Task item:
Determine which lines of the records include the word "that", and copy them.

(Web page and app entries)

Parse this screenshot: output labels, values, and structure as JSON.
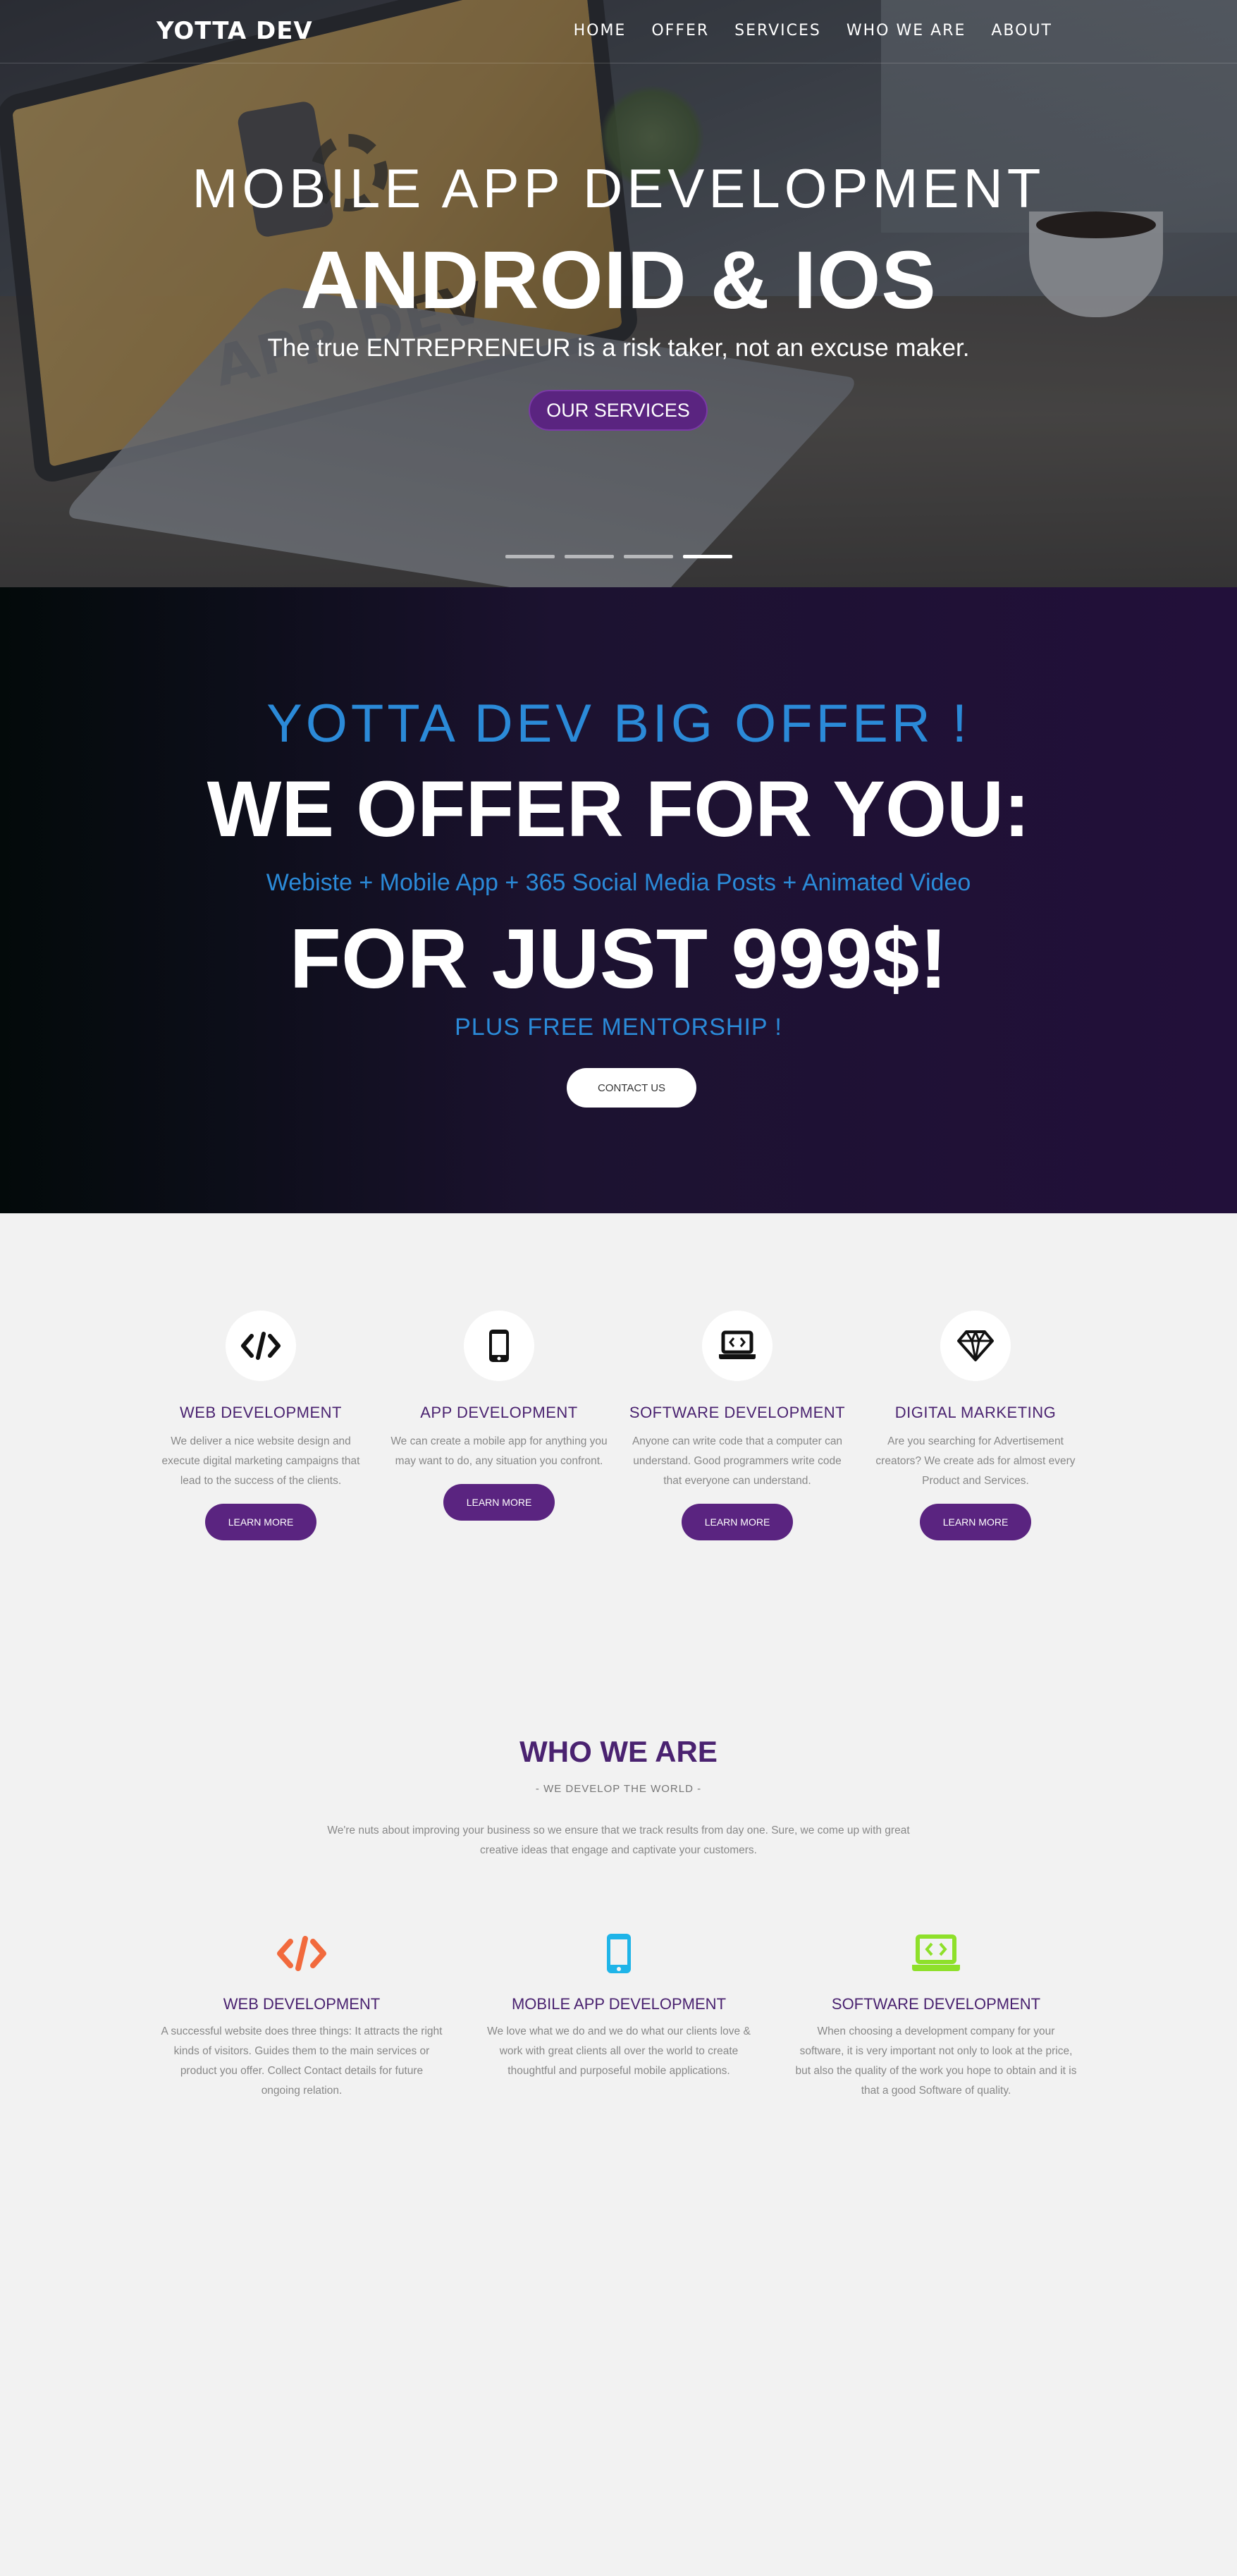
{
  "brand": "YOTTA DEV",
  "nav": [
    "HOME",
    "OFFER",
    "SERVICES",
    "WHO WE ARE",
    "ABOUT"
  ],
  "hero": {
    "kicker": "MOBILE APP DEVELOPMENT",
    "title": "ANDROID & IOS",
    "subtitle": "The true ENTREPRENEUR is a risk taker, not an excuse maker.",
    "button": "OUR SERVICES",
    "image_text": "APP DEV",
    "slides_total": 4,
    "active_slide": 4
  },
  "offer": {
    "kicker": "YOTTA DEV BIG OFFER !",
    "title": "WE OFFER FOR YOU:",
    "line": "Webiste + Mobile App + 365 Social Media Posts + Animated Video",
    "price": "FOR JUST 999$!",
    "mentorship": "PLUS FREE MENTORSHIP !",
    "button": "CONTACT US",
    "accent_color": "#2b8ad8"
  },
  "services": [
    {
      "icon": "code-icon",
      "title": "WEB DEVELOPMENT",
      "text": "We deliver a nice website design and execute digital marketing campaigns that lead to the success of the clients.",
      "button": "LEARN MORE"
    },
    {
      "icon": "mobile-icon",
      "title": "APP DEVELOPMENT",
      "text": "We can create a mobile app for anything you may want to do, any situation you confront.",
      "button": "LEARN MORE"
    },
    {
      "icon": "laptop-code-icon",
      "title": "SOFTWARE DEVELOPMENT",
      "text": "Anyone can write code that a computer can understand. Good programmers write code that everyone can understand.",
      "button": "LEARN MORE"
    },
    {
      "icon": "diamond-icon",
      "title": "DIGITAL MARKETING",
      "text": "Are you searching for Advertisement creators? We create ads for almost every Product and Services.",
      "button": "LEARN MORE"
    }
  ],
  "who": {
    "title": "WHO WE ARE",
    "tagline": "- WE DEVELOP THE WORLD -",
    "intro": "We're nuts about improving your business so we ensure that we track results from day one. Sure, we come up with great creative ideas that engage and captivate your customers.",
    "features": [
      {
        "icon": "code-icon",
        "color": "#f26a3d",
        "title": "WEB DEVELOPMENT",
        "text": "A successful website does three things: It attracts the right kinds of visitors. Guides them to the main services or product you offer. Collect Contact details for future ongoing relation."
      },
      {
        "icon": "mobile-icon",
        "color": "#1fb4e8",
        "title": "MOBILE APP DEVELOPMENT",
        "text": "We love what we do and we do what our clients love & work with great clients all over the world to create thoughtful and purposeful mobile applications."
      },
      {
        "icon": "laptop-code-icon",
        "color": "#8ee02a",
        "title": "SOFTWARE DEVELOPMENT",
        "text": "When choosing a development company for your software, it is very important not only to look at the price, but also the quality of the work you hope to obtain and it is that a good Software of quality."
      }
    ]
  },
  "colors": {
    "brand_purple": "#5a2480",
    "heading_purple": "#4a2270"
  }
}
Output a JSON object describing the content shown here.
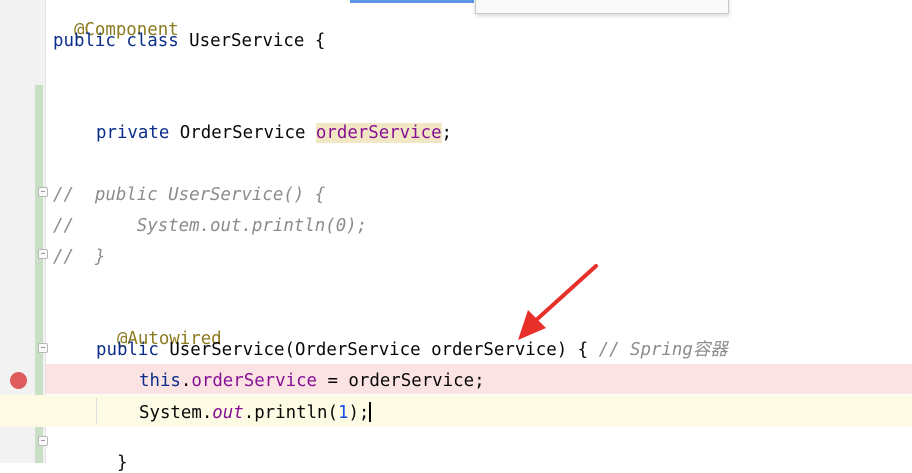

Exercise answer:
      "text": "We deliver a nice website design and execute digital marketing campaigns that lead to the success of the clients.",
      "text": "Anyone can write code that a computer can understand. Good programmers write code that everyone can understand.",
    "intro": "We're nuts about improving your business so we ensure that we track results from day one. Sure, we come up with great creative ideas that engage and captivate your customers.",
        "text": "When choosing a development company for your software, it is very important not only to look at the price, but also the quality of the work you hope to obtain and it is that a good Software of quality."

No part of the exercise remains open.